Somerset, Edmund Beaufort, Earl of 121, 122, 125, 127, 131 Somerset, John Beaufort, Earl of 95–96 Somme River 44, 46, 82, 84 Southampton 44, 69, 107–8, 109–10, 112 Spain 43, 105 Suffolk, Earl of 92, 118, 122 Talbot, John, Lord 92, 126, 128 taxation 8, 14, 16, 35, 112–13, 116, 134 and Black Prince 67–68 and the church 30 Thanet 69 Thomas of Woodstock, Earl of Buckingham 76 Toulouse 14, 19, 44 Touraine 10 Tournai 49, 51 Tours, truce of (1444) 105, 118–19 trade 5, 31, 36, 110–12 Trastamara, Henry of 67 treaties: Amiens (1801) 130 Brétigny/Calais (1360) 5, 9, 66, 74 Edinburgh (1328) 21 Paris (1259) 10–11, 13 Troyes (1420) 6, 9, 88, 89 Tredington, Thomas 109–10 Trollope, Andrew 121, 134 Van Artevelde, Jacob 50 vassalage 11, 13, 25 Verneuil, battle of (1424) 89, 91 Wales 13, 71, 82 wars 30 1294–98: 13–14, 16–17 1324–27: 17, 19–21 Wars of the Roses (1455–87) 125, 131, 134 Warwick, Earl of 64, 71 Winchelsea 60 wine trade 5, 31, 110, 111 Woodville, Sir Richard 126 wool trade 36, 110, 111 York, Edward, Duke of 80, 86 York, Richard, Duke of 122, 125, 131

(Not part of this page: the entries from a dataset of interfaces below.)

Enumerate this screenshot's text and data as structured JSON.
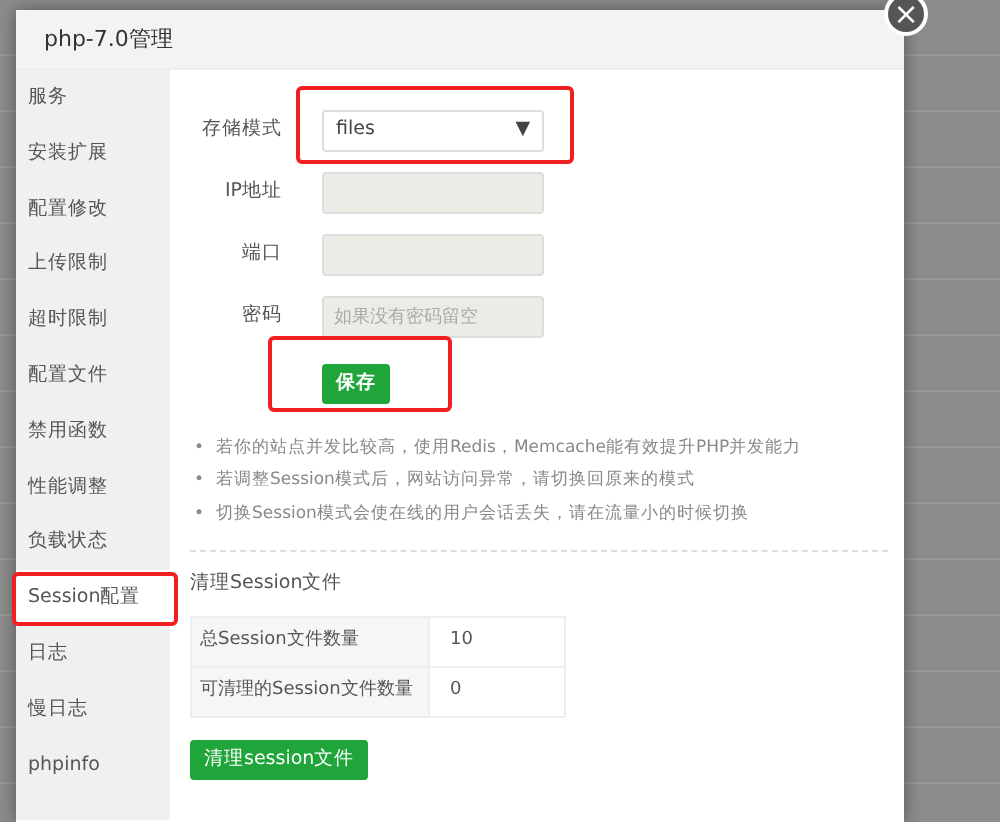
{
  "dialog": {
    "title": "php-7.0管理",
    "close": "×"
  },
  "sidebar": {
    "items": [
      {
        "label": "服务",
        "selected": false,
        "annotated": false
      },
      {
        "label": "安装扩展",
        "selected": false,
        "annotated": false
      },
      {
        "label": "配置修改",
        "selected": false,
        "annotated": false
      },
      {
        "label": "上传限制",
        "selected": false,
        "annotated": false
      },
      {
        "label": "超时限制",
        "selected": false,
        "annotated": false
      },
      {
        "label": "配置文件",
        "selected": false,
        "annotated": false
      },
      {
        "label": "禁用函数",
        "selected": false,
        "annotated": false
      },
      {
        "label": "性能调整",
        "selected": false,
        "annotated": false
      },
      {
        "label": "负载状态",
        "selected": false,
        "annotated": false
      },
      {
        "label": "Session配置",
        "selected": true,
        "annotated": true
      },
      {
        "label": "日志",
        "selected": false,
        "annotated": false
      },
      {
        "label": "慢日志",
        "selected": false,
        "annotated": false
      },
      {
        "label": "phpinfo",
        "selected": false,
        "annotated": false
      }
    ]
  },
  "form": {
    "fields": [
      {
        "kind": "select",
        "label": "存储模式",
        "value": "files",
        "caret": "▼",
        "annotated": true
      },
      {
        "kind": "input",
        "label": "IP地址",
        "disabled": true,
        "annotated": false
      },
      {
        "kind": "input",
        "label": "端口",
        "disabled": true,
        "annotated": false
      },
      {
        "kind": "input",
        "label": "密码",
        "placeholder": "如果没有密码留空",
        "disabled": true,
        "annotated": false
      }
    ],
    "save_button": {
      "label": "保存",
      "annotated": true
    }
  },
  "bullet": "•",
  "notes": [
    "若你的站点并发比较高，使用Redis，Memcache能有效提升PHP并发能力",
    "若调整Session模式后，网站访问异常，请切换回原来的模式",
    "切换Session模式会使在线的用户会话丢失，请在流量小的时候切换"
  ],
  "cleanup": {
    "title": "清理Session文件",
    "rows": [
      {
        "label": "总Session文件数量",
        "value": "10"
      },
      {
        "label": "可清理的Session文件数量",
        "value": "0"
      }
    ],
    "button": "清理session文件"
  }
}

OSPREY PUBLISHING Bloomsbury Publishing Plc Kemp House, Chawley Park, Cumnor Hill, Oxford OX2 9PH, UK 29 Earlsfort Terrace, Dublin 2, Ireland 1385 Broadway, 5th Floor, New York, NY 10018, USA E-mail: [email protected] www.ospreypublishing.com OSPREY is a trademark of Osprey Publishing Ltd First published in Great Britain in 2023 This electronic edition published in 2023 by Bloomsbury Publishing Plc © Osprey Publishing Ltd, 2023 The text in this edition is revised and updated from: ESS 19: The Hundred Years’ War: 1337–1453 (Osprey Publishing, 2002). Essential Histories Series Editor: Professor Robert O’Neill All rights reserved. No part of this publication may be reproduced or transmitted in any form or by any means, electronic or mechanical, including photocopying, recording, or any information storage or retrieval system, without prior permission in writing from the publishers. A catalogue record for this book is available from the British Library. ISBN: PB 9781472857064; eBook 9781472857095; ePDF 9781472857088; XML 9781472857057 Cover design by Stewart Larking Cover image: The Lyle bascinet (1371–99), Royal Armouries. (© Board of Trustees of the Armouries) Maps by The Map Studio, revised by J B Illustrations The images on pages 55, 97, 99 and 128–129 are available under CC BY-SA 2.0: https://creativecommons.org/licenses/by-sa/2.0/ The image on page 77 is available under CC BY-SA 3.0: https:// creativecommons.org/licenses/by-sa/3.0/ Index by Zoe Ross Typeset by PDQ Digital Media Solutions, Bungay, UK Osprey Publishing supports the Woodland Trust, the UK’s leading woodland conservation charity. To find out more about our authors and books visit www.ospreypublishing.com. Here you will find extracts, author interviews, details of forthcoming events and the option to sign up for our newsletter.